Introduction: Cyclic Cushings Syndrome (CCS) is a rare disorder in which rhythmic fluctuations in the secretion of ACTH trigger cyclic variations in the production of adrenal steroids and an extremely variable clinical presentation. It should be considered when clinical hypercortisolism coexists with normal cortisol levels and a paradoxical response to the dexamethasone test, and when selective transsphenoidal adenomectomy fails after an uncomplicated intervention.
Clinical case: A 34-year-old woman was evaluated from 2000 to 2005 in another hospital and diagnosed with cyclic Cushings syndrome without evidence of primary adrenal pathology or ectopic ACTH production. In December 2004 and February 2005 hypercortisolism was confirmed, but previous studies were not conclusive because the hormonal determinations were normal in most cases although the patient presented Cushingoid features, and dexamethasone suppression tests were starting from practically normal values of cortisol. Pituitary magnetic resonance (MR), performed in 2000, revealed a possible microadenoma in the left half of the pituitary, not confirmed in subsequent studies. Computed tomography thoracoabdominal and catecholamines, 5-OH-indole acetic acid, histamine in 24-hour urine were normal. For years she followed therapy with ketoconazole, suspended in January 2004 for inoperability. In 2006 the patient was sent to our hospital to perform petrosal sinus catheterization with stimulation of CRH showing these results: central/peripheral ACTH ratio <2:1 (basal) and >3:1 after stimulation. Further tests included: basal ACTH (with hypercortisolism): 32.9 pg/ml; In-111 Octreoscan and all the biochemical tests repeatedly performed did not show significant alterations; bone densitometry showed very mild osteopenia in the spine; adrenal MR bilateral hypertrophy without nodular images and pituitary MR repletion defects inside the adenohypophysis, of right and left location, in possible relation to microadenomas. Given the impossibility of controlling the episodes of hypercortisolism with cabergoline and ketoconazole, in March 2010 a bilateral adrenalectomy was performed. Histopathological diagnosis corresponded to a combined bilateral adrenal cortical hyperplasia, diffuse and micronodular with several nodules, the largest one being 1 cm, in the right adrenal. Clinical and biochemical hypercortisolism disappeared in the postoperative period and is still the case >8 years later.

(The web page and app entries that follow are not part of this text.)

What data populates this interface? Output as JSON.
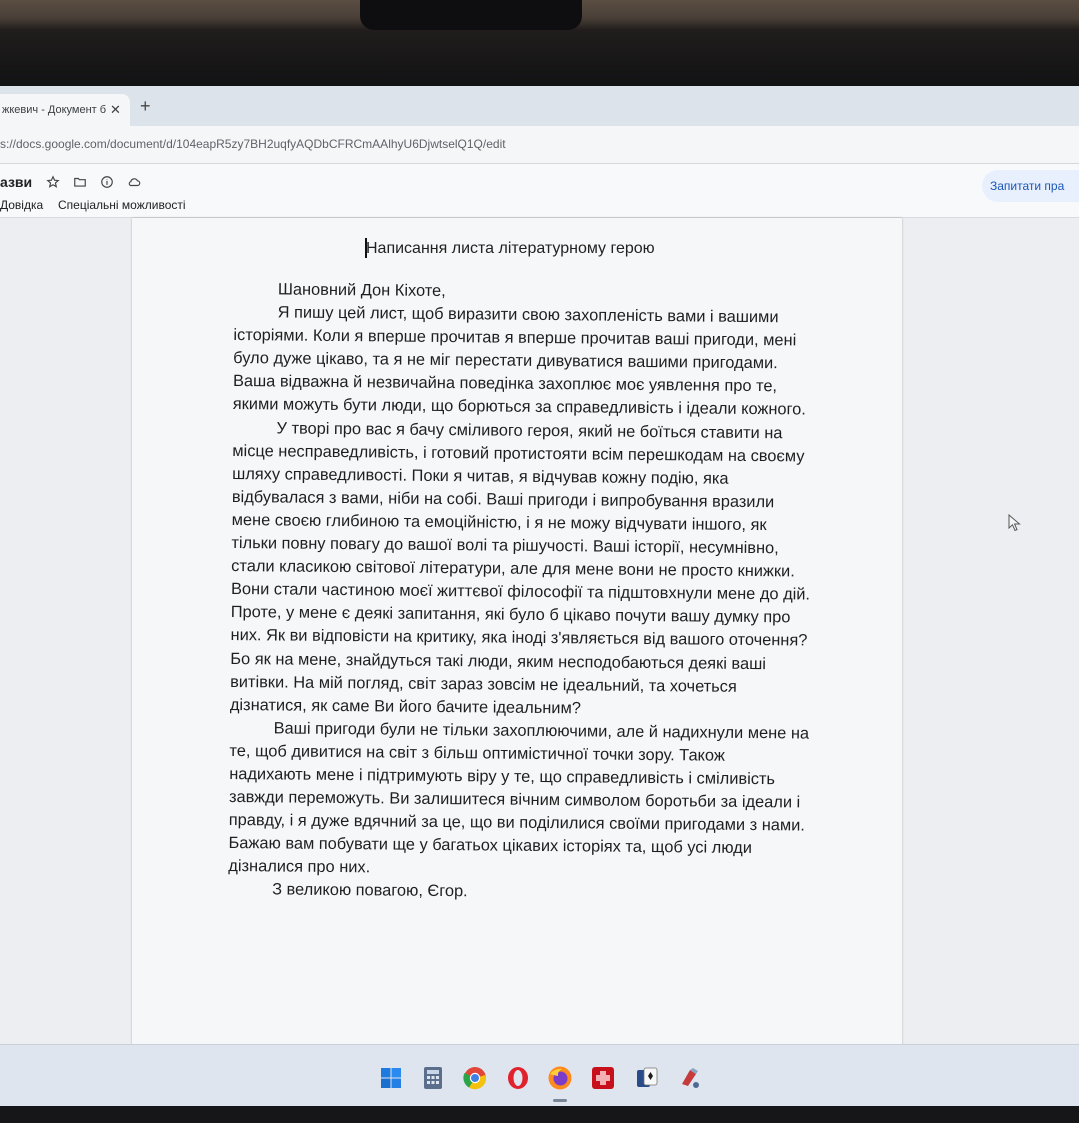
{
  "browser": {
    "tab_title": "жкевич - Документ бе",
    "tab_close": "✕",
    "new_tab": "+",
    "url": "s://docs.google.com/document/d/104eapR5zy7BH2uqfyAQDbCFRCmAAlhyU6DjwtselQ1Q/edit"
  },
  "docs": {
    "title": "азви",
    "menu": [
      "Довідка",
      "Спеціальні можливості"
    ],
    "share_label": "Запитати пра"
  },
  "document": {
    "heading": "Написання листа літературному герою",
    "paragraphs": [
      "Шановний Дон Кіхоте,",
      "Я пишу цей лист, щоб виразити свою захопленість вами і вашими історіями. Коли я вперше прочитав я вперше прочитав ваші пригоди, мені було дуже цікаво, та я не міг перестати дивуватися вашими пригодами. Ваша відважна й незвичайна поведінка захоплює моє уявлення про те, якими можуть бути люди, що борються за справедливість і ідеали кожного.",
      "У творі про вас я бачу сміливого героя, який не боїться ставити на місце несправедливість, і готовий протистояти всім перешкодам на своєму шляху справедливості. Поки я читав, я відчував кожну подію, яка відбувалася з вами, ніби на собі. Ваші пригоди і випробування вразили мене своєю глибиною та емоційністю, і я не можу відчувати іншого, як тільки повну повагу до вашої волі та рішучості. Ваші історії, несумнівно, стали класикою світової літератури, але для мене вони не просто книжки. Вони стали частиною моєї життєвої філософії та підштовхнули мене до дій. Проте, у мене є деякі запитання, які було б цікаво почути вашу думку про них. Як ви відповісти на критику, яка іноді з'являється від вашого оточення? Бо як на мене, знайдуться такі люди, яким несподобаються деякі ваші витівки. На мій погляд, світ зараз зовсім не ідеальний, та хочеться дізнатися, як саме Ви його бачите ідеальним?",
      "Ваші пригоди були не тільки захоплюючими, але й надихнули мене на те, щоб дивитися на світ з більш оптимістичної точки зору. Також надихають мене і підтримують віру у те, що справедливість і сміливість завжди переможуть. Ви залишитеся вічним символом боротьби за ідеали і правду, і я дуже вдячний за це, що ви поділилися своїми пригодами з нами. Бажаю вам побувати ще у багатьох цікавих історіях та, щоб усі люди дізналися про них.",
      "З великою повагою, Єгор."
    ]
  },
  "taskbar": {
    "icons": [
      "windows-start-icon",
      "calculator-icon",
      "chrome-icon",
      "opera-icon",
      "firefox-icon",
      "red-app-icon",
      "solitaire-icon",
      "paint-icon"
    ]
  }
}
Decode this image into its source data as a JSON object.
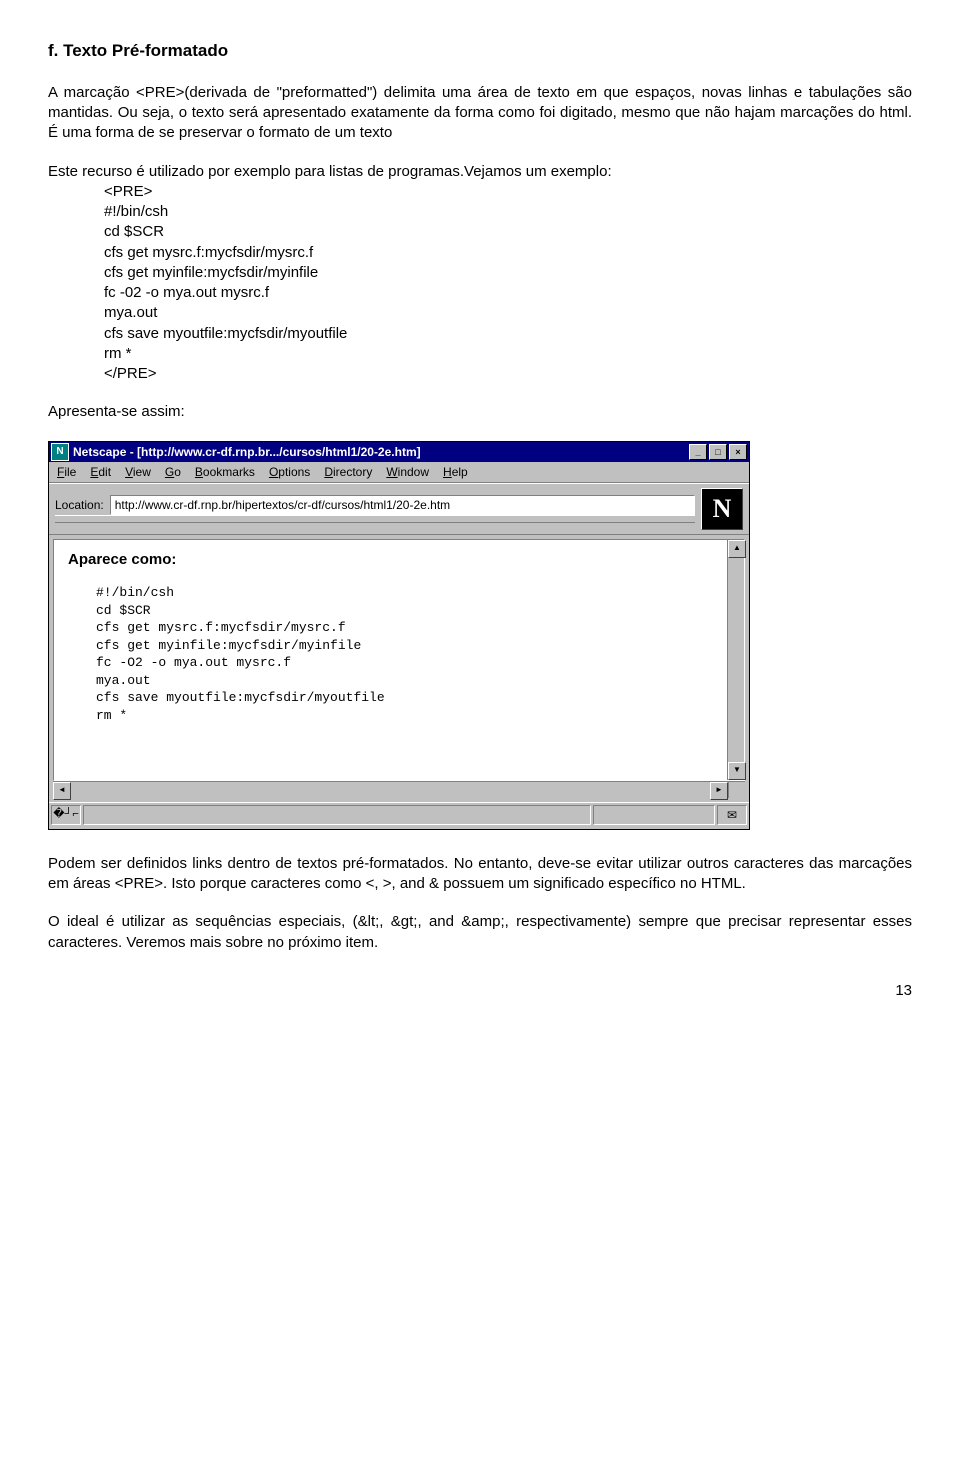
{
  "section_title": "f. Texto Pré-formatado",
  "para1": "A marcação <PRE>(derivada de \"preformatted\") delimita uma área de texto em que espaços, novas linhas e tabulações são mantidas. Ou seja, o texto será apresentado exatamente da forma como foi digitado, mesmo que não hajam marcações do html. É uma forma de se preservar o formato de um texto",
  "para2": "Este recurso é utilizado por exemplo para listas de programas.Vejamos um exemplo:",
  "example_lines": [
    "<PRE>",
    "#!/bin/csh",
    "cd $SCR",
    "cfs get mysrc.f:mycfsdir/mysrc.f",
    "cfs get myinfile:mycfsdir/myinfile",
    "fc -02 -o mya.out mysrc.f",
    "mya.out",
    "cfs save myoutfile:mycfsdir/myoutfile",
    "rm *",
    "</PRE>"
  ],
  "para3": "Apresenta-se assim:",
  "netscape": {
    "title": "Netscape - [http://www.cr-df.rnp.br.../cursos/html1/20-2e.htm]",
    "icon_letter": "N",
    "menus": [
      "File",
      "Edit",
      "View",
      "Go",
      "Bookmarks",
      "Options",
      "Directory",
      "Window",
      "Help"
    ],
    "location_label": "Location:",
    "location_value": "http://www.cr-df.rnp.br/hipertextos/cr-df/cursos/html1/20-2e.htm",
    "logo_letter": "N",
    "viewport_heading": "Aparece como:",
    "viewport_code": "#!/bin/csh\ncd $SCR\ncfs get mysrc.f:mycfsdir/mysrc.f\ncfs get myinfile:mycfsdir/myinfile\nfc -O2 -o mya.out mysrc.f\nmya.out\ncfs save myoutfile:mycfsdir/myoutfile\nrm *",
    "winbtns": {
      "min": "_",
      "max": "□",
      "close": "×"
    },
    "scroll": {
      "up": "▲",
      "down": "▼",
      "left": "◄",
      "right": "►"
    },
    "status_icon": "�┘⌐",
    "mail_icon": "✉"
  },
  "para4": "Podem ser definidos links dentro de textos pré-formatados. No entanto, deve-se evitar utilizar outros caracteres das marcações em áreas <PRE>. Isto porque caracteres como <, >, and & possuem um significado específico no HTML.",
  "para5": "O ideal é utilizar as sequências especiais, (&lt;, &gt;, and &amp;, respectivamente) sempre que precisar representar esses caracteres. Veremos mais sobre no próximo item.",
  "page_number": "13"
}
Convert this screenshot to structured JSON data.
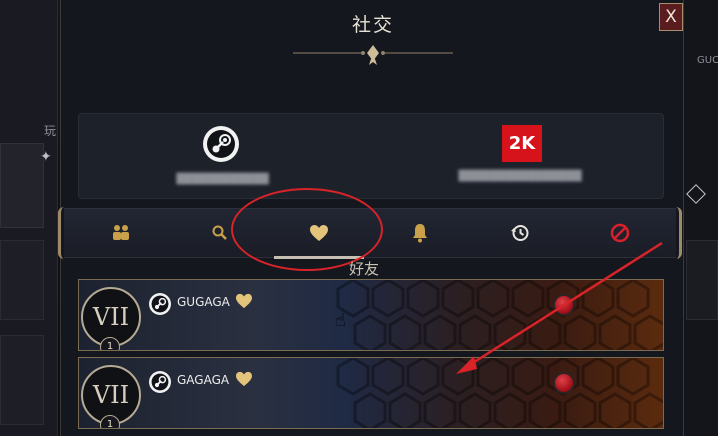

In September 2018, basal ACTH was 376 pg/ml (046). In control pituitary MR a pituitary gland with normal characteristics is observed.
Discussion: The high degree of recurrence of CCS after pituitary surgery often conditions new interventions and/or combined pharmacological therapy. Despite the risk of developing Nelson syndrome, bilateral adrenalectomy could be the best initial surgical option
18 - 21 May 2019
European Society of Endocrinology